Because there is a trust deficit out there in the world. As inequality grows, people in all regions are questioning the effectiveness of international cooperation and organizations like the United Nations.
The biggest challenge for Governments and for institutions like ours is to be able to show that we care — that we care especially for those people that feel like they are being left behind with the technological progress and globalization in the Rust Belts of this world — to show that we are able to mobilize solutions that respond to people’s fears and anxieties with answers, with concrete answers for the problems we view.
We need to demonstrate that the United Nations is standing up for people left behind and is connected to their needs, aspirations and everyday problems. And I believe the United Nations is delivering.
In the last two months alone, we won approval of the work programme of the Paris Agreement on climate change in Katowice. Many people thought we would not be able to do it, but it was possible to bring together all countries of the world. We didn’t solve the climate change problem, but at least we approved the work plan and the Paris Agreement.
We adopted also the Global Compact for Migration and the global compact on refugees.
And in our surge of diplomacy for peace — supported by the United Nations — we are trying and we are starting to succeed in some very important situations of conflict resolution.
You have seen that it was possible to broker a ceasefire in Hodeidah in Yemen. Let’s hope it brings peace and the political agreement.
We have recently had an important peace agreement in the Central African Republic. South Sudan it was possible to bring together the two leaders and to finally look for the possibility of peace in this country where people have suffered so much.
And, the United States was so strongly engaged for the independence of South Sudan. I believe that peace in South Sudan has a huge meaning for the population of the United States.
But, to deliver more, we need to have a United Nations that is more nimble, more effective, more cost effective and is more able to overcome the bureaucratic problems and impediments that always exist in international organizations. To do all this we need you.
When I look out on all of you from dozens of states and universities around this country — I see ambassadors. Ambassadors for understanding, cooperation and connecting the world of the United Nations with the grassroots.
There is no more important issue today than — in this context, and I would single out this problem because it is probably the most dramatic that we are facing — we need together to address the climate change crisis. And, I know you agree with me.
A recent United Nations Foundation poll found that climate change is a top priority for young Americans. Climate change is unfortunately running faster than our efforts to slow it.
There is good news because there are solutions at hand in the pipeline. There is technological evolution that makes more and more the green economy — the economy of the future.

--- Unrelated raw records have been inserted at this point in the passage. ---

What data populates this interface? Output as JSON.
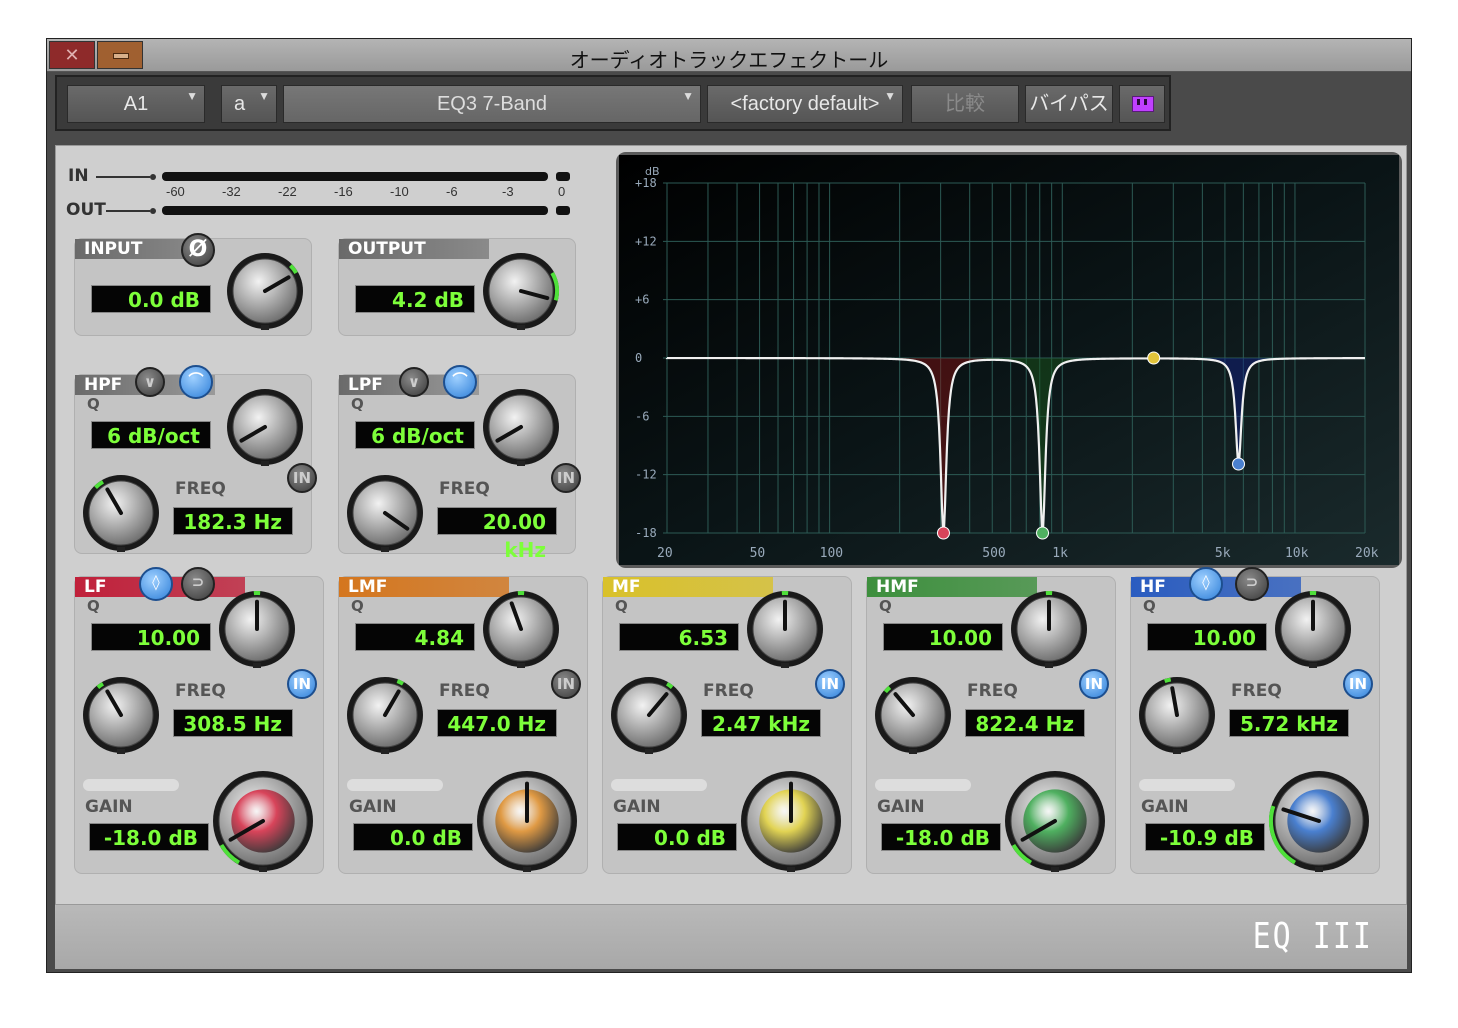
{
  "window": {
    "title": "オーディオトラックエフェクトール",
    "close_glyph": "✕"
  },
  "toolbar": {
    "track": "A1",
    "slot": "a",
    "plugin": "EQ3 7-Band",
    "preset": "<factory default>",
    "compare": "比較",
    "bypass": "バイパス"
  },
  "meter": {
    "in_label": "IN",
    "out_label": "OUT",
    "ticks": [
      "-60",
      "-32",
      "-22",
      "-16",
      "-10",
      "-6",
      "-3",
      "0"
    ]
  },
  "io": {
    "input": {
      "label": "INPUT",
      "value": "0.0 dB",
      "phase_glyph": "Ø"
    },
    "output": {
      "label": "OUTPUT",
      "value": "4.2 dB"
    }
  },
  "filters": {
    "hpf": {
      "label": "HPF",
      "q_label": "Q",
      "slope": "6 dB/oct",
      "freq_label": "FREQ",
      "freq": "182.3 Hz",
      "in_label": "IN",
      "enabled": false
    },
    "lpf": {
      "label": "LPF",
      "q_label": "Q",
      "slope": "6 dB/oct",
      "freq_label": "FREQ",
      "freq": "20.00 kHz",
      "in_label": "IN",
      "enabled": false
    }
  },
  "bands": [
    {
      "label": "LF",
      "color": "#c0203a",
      "knob": "#d8445a",
      "q_label": "Q",
      "q": "10.00",
      "freq_label": "FREQ",
      "freq": "308.5 Hz",
      "gain_label": "GAIN",
      "gain": "-18.0 dB",
      "in_label": "IN",
      "enabled": true
    },
    {
      "label": "LMF",
      "color": "#d4761e",
      "knob": "#e09a44",
      "q_label": "Q",
      "q": "4.84",
      "freq_label": "FREQ",
      "freq": "447.0 Hz",
      "gain_label": "GAIN",
      "gain": "0.0 dB",
      "in_label": "IN",
      "enabled": false
    },
    {
      "label": "MF",
      "color": "#d9c12a",
      "knob": "#e2d454",
      "q_label": "Q",
      "q": "6.53",
      "freq_label": "FREQ",
      "freq": "2.47 kHz",
      "gain_label": "GAIN",
      "gain": "0.0 dB",
      "in_label": "IN",
      "enabled": true
    },
    {
      "label": "HMF",
      "color": "#3d8f3d",
      "knob": "#4fb060",
      "q_label": "Q",
      "q": "10.00",
      "freq_label": "FREQ",
      "freq": "822.4 Hz",
      "gain_label": "GAIN",
      "gain": "-18.0 dB",
      "in_label": "IN",
      "enabled": true
    },
    {
      "label": "HF",
      "color": "#2a5cc0",
      "knob": "#4a80d0",
      "q_label": "Q",
      "q": "10.00",
      "freq_label": "FREQ",
      "freq": "5.72 kHz",
      "gain_label": "GAIN",
      "gain": "-10.9 dB",
      "in_label": "IN",
      "enabled": true
    }
  ],
  "graph": {
    "db_label": "dB",
    "y_ticks": [
      "+18",
      "+12",
      "+6",
      "0",
      "-6",
      "-12",
      "-18"
    ],
    "x_ticks": [
      "20",
      "50",
      "100",
      "500",
      "1k",
      "5k",
      "10k",
      "20k"
    ]
  },
  "logo": "EQ III"
}
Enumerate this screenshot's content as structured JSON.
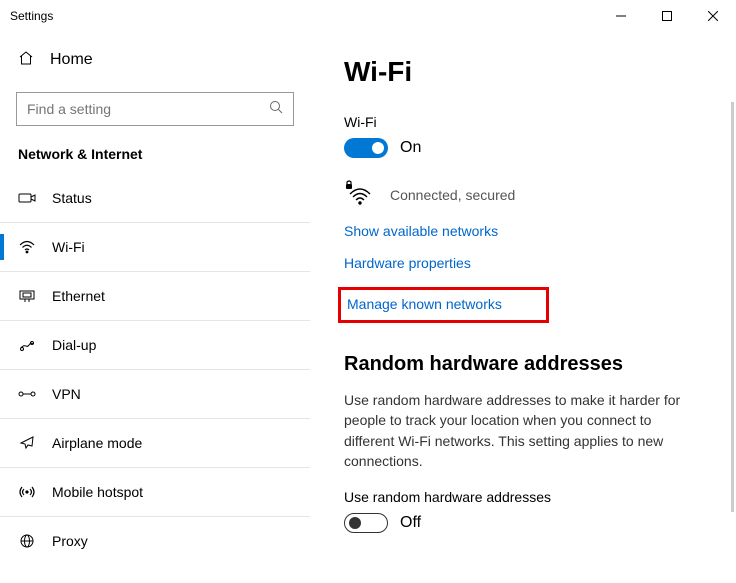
{
  "window": {
    "title": "Settings"
  },
  "sidebar": {
    "home": "Home",
    "search_placeholder": "Find a setting",
    "section": "Network & Internet",
    "items": [
      {
        "label": "Status"
      },
      {
        "label": "Wi-Fi"
      },
      {
        "label": "Ethernet"
      },
      {
        "label": "Dial-up"
      },
      {
        "label": "VPN"
      },
      {
        "label": "Airplane mode"
      },
      {
        "label": "Mobile hotspot"
      },
      {
        "label": "Proxy"
      }
    ]
  },
  "main": {
    "title": "Wi-Fi",
    "wifi_label": "Wi-Fi",
    "wifi_toggle_state": "On",
    "connection_status": "Connected, secured",
    "links": {
      "show_available": "Show available networks",
      "hardware_props": "Hardware properties",
      "manage_known": "Manage known networks"
    },
    "random": {
      "heading": "Random hardware addresses",
      "body": "Use random hardware addresses to make it harder for people to track your location when you connect to different Wi-Fi networks. This setting applies to new connections.",
      "toggle_label": "Use random hardware addresses",
      "toggle_state": "Off"
    }
  }
}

But political will is still lagging behind. That is why I am convening a climate action summit in September here in New York to raise ambition — ambition for mitigation, for adaptation, for financing, for innovation to really defeat climate change.
Today, I am asking for your help in sounding the alarm and highlighting the solutions.
I am going to tweet a call for #ClimateAction, and I want you all to respond on Twitter, highlighting the steps you are taking to beat the climate challenge. I will feature some of your responses on my Twitter account — that [way] we will be together in this very important endeavour.
I firmly believe that we can win this race if we all pull together. And, the same argument goes for all our other challenges — all other challenges we face in today’s world.
You are all committed multilateralists. I thank you for your service as ambassadors for a better world. I feel inspired by your energy and by your engagement. Keep it up. Because we need you more than ever.